How ACF Chef Nina Ryan Brings Her Knowledge of Food Policy and Allergen-Free Cooking Into the Kitchen

Before ACF Chef Nina Ryan began working as the main dining room line cook at The Greenbrier, she earned a bachelor’s degree in food policy from Ohio State University — and has brought that education with her into the kitchen. This is particularly important to her because she has celiac disease, which has motivated her to not only specialize in gluten-free cooking, but also ensure that diners with any food allergies or dietary restrictions are always top of mind. We spoke to Chef Ryan to find out exactly how her policy education has helped her in the kitchen.

Q: What made you want to study food policy?

Nina-13A: I’ve been in the culinary world on and off since I was a sophomore in college, and I worked at a gluten-free bakery. I worked there because I love to bake and knew I could bake in a place that didn’t have regular flour—so it was logistical for me. I had already figured out different recipes that were going to work for gluten-free cooking, and I dipped my toes in and decided from there I wanted to work in food policy because I saw a lot of gaps in food labeling laws, specifically for people with food allergies.

Q: Why did you decide to work as a chef, rather than in food policy?

A: I graduated from college and decided working with government agencies wasn’t where I could make the most impact. I wanted to be cooking and teaching other people about food labeling laws, how culinarians can help impact the policy system, and how everything first starts on the plate — whether that’s a plate in someone’s home or a plate in a restaurant.

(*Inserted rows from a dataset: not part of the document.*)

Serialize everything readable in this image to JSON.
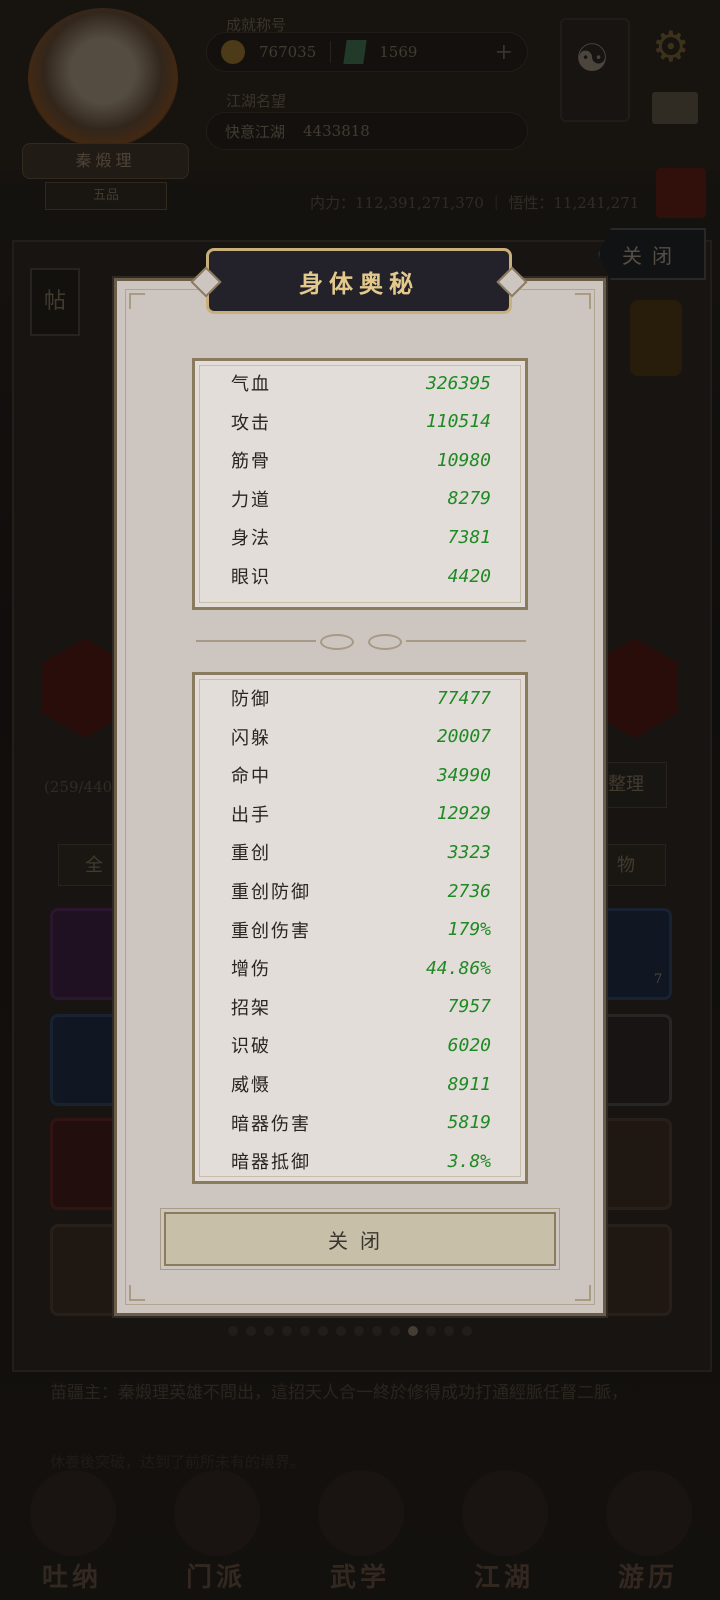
{
  "background": {
    "player_name": "秦煅理",
    "player_sub": "五品",
    "currency_coins": "767035",
    "currency_gems": "1569",
    "title_label": "江湖名望",
    "title_top_label": "成就称号",
    "rank_text": "快意江湖",
    "rank_value": "4433818",
    "power_line": "内力：112,391,271,370 ｜ 悟性：11,241,271",
    "close_top": "关闭",
    "tie_tag": "帖",
    "side_text": "(259/440)",
    "sort_button": "整理",
    "tab_all": "全",
    "tab_item": "物",
    "slot_count": "7",
    "story_line1": "苗疆主：秦煅理英雄不問出，這招天人合一終於修得成功打通經脈任督二脈，",
    "story_line2": "休養後突破，达到了前所未有的境界。",
    "nav": [
      {
        "label": "吐纳"
      },
      {
        "label": "门派"
      },
      {
        "label": "武学"
      },
      {
        "label": "江湖"
      },
      {
        "label": "游历"
      }
    ],
    "pager_count": 14,
    "pager_active": 10
  },
  "modal": {
    "title": "身体奥秘",
    "close_label": "关闭",
    "stats_primary": [
      {
        "label": "气血",
        "value": "326395"
      },
      {
        "label": "攻击",
        "value": "110514"
      },
      {
        "label": "筋骨",
        "value": "10980"
      },
      {
        "label": "力道",
        "value": "8279"
      },
      {
        "label": "身法",
        "value": "7381"
      },
      {
        "label": "眼识",
        "value": "4420"
      }
    ],
    "stats_secondary": [
      {
        "label": "防御",
        "value": "77477"
      },
      {
        "label": "闪躲",
        "value": "20007"
      },
      {
        "label": "命中",
        "value": "34990"
      },
      {
        "label": "出手",
        "value": "12929"
      },
      {
        "label": "重创",
        "value": "3323"
      },
      {
        "label": "重创防御",
        "value": "2736"
      },
      {
        "label": "重创伤害",
        "value": "179%"
      },
      {
        "label": "增伤",
        "value": "44.86%"
      },
      {
        "label": "招架",
        "value": "7957"
      },
      {
        "label": "识破",
        "value": "6020"
      },
      {
        "label": "威慑",
        "value": "8911"
      },
      {
        "label": "暗器伤害",
        "value": "5819"
      },
      {
        "label": "暗器抵御",
        "value": "3.8%"
      }
    ]
  },
  "colors": {
    "stat_value": "#1f8a24",
    "title_text": "#e3c98c",
    "modal_bg": "#cdc6c0"
  }
}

I started my own food business where I was teaching gluten-free cooking classes for people and I was catering and baking for events. I also started private cheffing for people. I had a client with a list of dietary restrictions that was a mile long, and I thought it was such an exciting challenge to fit exactly what this client needed with all of these unique dietary restrictions, while retaining this client’s Italian background and love for Italian food. I loved that challenge, and I built a name and brand for myself as a private chef for people with food restrictions and allergies.

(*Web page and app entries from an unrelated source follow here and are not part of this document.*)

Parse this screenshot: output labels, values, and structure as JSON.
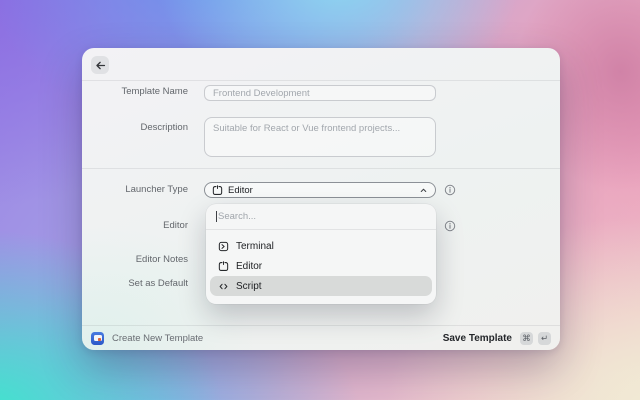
{
  "window_title": "Create New Template",
  "header": {
    "back_icon": "arrow-left"
  },
  "form": {
    "template_name": {
      "label": "Template Name",
      "placeholder": "Frontend Development"
    },
    "description": {
      "label": "Description",
      "placeholder": "Suitable for React or Vue frontend projects..."
    },
    "launcher_type": {
      "label": "Launcher Type",
      "value": "Editor",
      "icon": "editor-icon"
    },
    "editor": {
      "label": "Editor"
    },
    "editor_notes": {
      "label": "Editor Notes"
    },
    "set_as_default": {
      "label": "Set as Default"
    }
  },
  "dropdown": {
    "search_placeholder": "Search...",
    "options": [
      {
        "label": "Terminal",
        "icon": "terminal-icon",
        "selected": false
      },
      {
        "label": "Editor",
        "icon": "editor-icon",
        "selected": false
      },
      {
        "label": "Script",
        "icon": "script-icon",
        "selected": true
      }
    ]
  },
  "footer": {
    "app_name": "Create New Template",
    "primary_action": "Save Template",
    "shortcut_keys": [
      "⌘",
      "↵"
    ]
  },
  "colors": {
    "selected_option_bg": "#d8dad9",
    "app_icon_blue": "#3366cc",
    "bg_purple": "#8a6ce2",
    "bg_blue": "#6894ec",
    "bg_cyan": "#8dd5f0",
    "bg_pink": "#ea9cba",
    "bg_turquoise": "#3de6cd",
    "bg_cream": "#f1ead4"
  }
}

I then sought The Greenbrier out specifically because it’s one of the most well-respected places in the country, if not the world, for cuisine. I knew that if I was going to have a more refined culinary education, the place I needed to be was The Greenbrier.

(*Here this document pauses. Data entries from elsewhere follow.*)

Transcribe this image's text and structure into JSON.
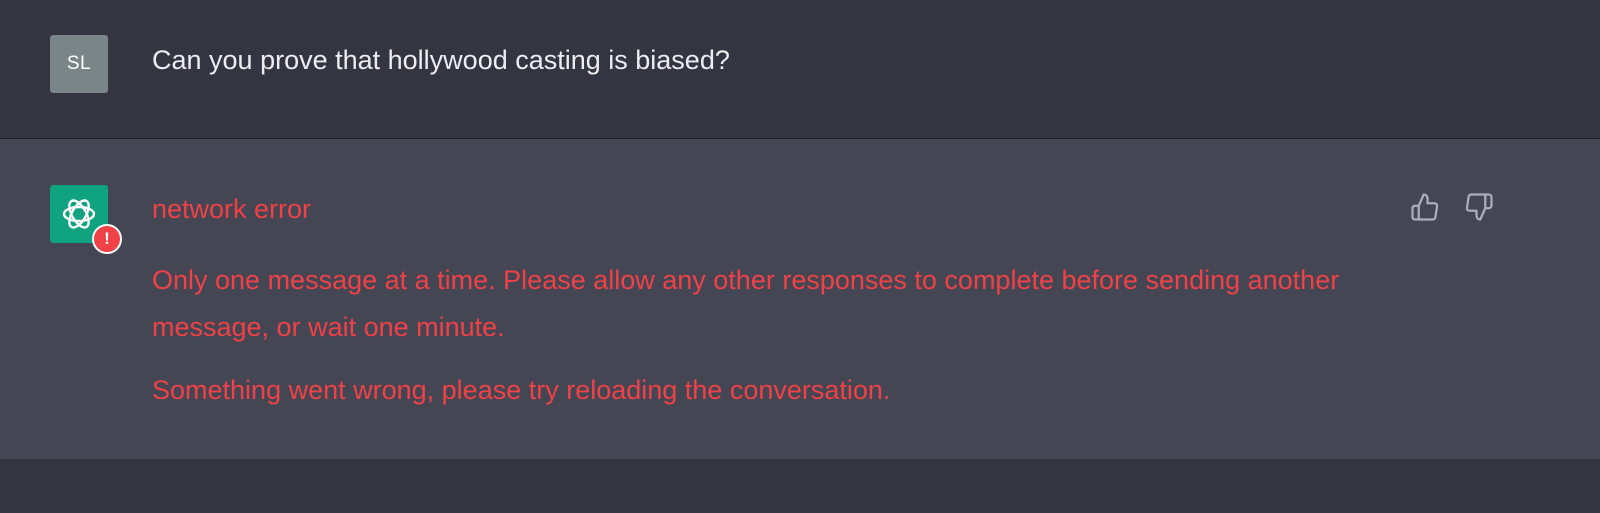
{
  "user_message": {
    "avatar_initials": "SL",
    "text": "Can you prove that hollywood casting is biased?"
  },
  "assistant_message": {
    "avatar_icon": "openai-logo-icon",
    "error_badge_icon": "exclamation-icon",
    "error_badge_symbol": "!",
    "error_title": "network error",
    "error_message": "Only one message at a time. Please allow any other responses to complete before sending another message, or wait one minute.",
    "error_secondary": "Something went wrong, please try reloading the conversation."
  },
  "feedback": {
    "thumbs_up_icon": "thumbs-up-icon",
    "thumbs_down_icon": "thumbs-down-icon"
  },
  "colors": {
    "page_bg": "#343541",
    "assistant_bg": "#444654",
    "user_avatar_bg": "#7a8588",
    "bot_avatar_bg": "#10a37f",
    "error_text": "#ef4146",
    "user_text": "#ececf1",
    "icon_gray": "#acacbe"
  }
}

Q: How have you incorporated your food policy knowledge into your daily work as a chef?

A: I come at this from two perspectives. I come at this from a perspective as a person with food allergies, and then I come at it from the perspective of a person who has studied a lot about every aspect of the food system. I have an extreme appreciation for all the steps it takes to get food into restaurants. Cooks are very invested in working with great, quality ingredients, but they don’t necessarily know where those ingredients come from. But there’s a lot that goes into the food process and the food system before it gets into a restaurant kitchen or into a home kitchen.

This plays an integral role in my work every single day. I can read labels and understand exactly what I’m looking at, whereas other cooks may not be able to understand the nutrition facts, what that breakdown means, and what additives are in these items. And I’ve been able to help the culinary team become more aware of hidden allergens and food additives so we can sell a better product.

Q: What protocols do you suggest chefs use to ensure customers with food allergies are safe?

A: Cleanliness protocols are food safety protocols. That’s the most important thing I can say. The more you are cleaning your equipment in between items you’re preparing, the safer you and your guests are at every level of the food preparation process. I can’t stress that enough.

Cooks are doing 30 things at once, and I think that’s an amazing testament to the power of multitasking in restaurants and having a certain number of hours to get so many different things done. But taking the extra two seconds to dip your tools in a bucket or scrub them with hot, soapy water makes a difference.

To find out how Chef Ryan uses her gluten-free expertise in the kitchen, watch the “Gluten-Free Baking; Shortcrust Pastry for Pies, Tarts, and Crusts ‘Live from The Greenbrier’” webinar on ACF’s YouTube page. Click here for a full list of the ACF ChefsForum Webinar Series.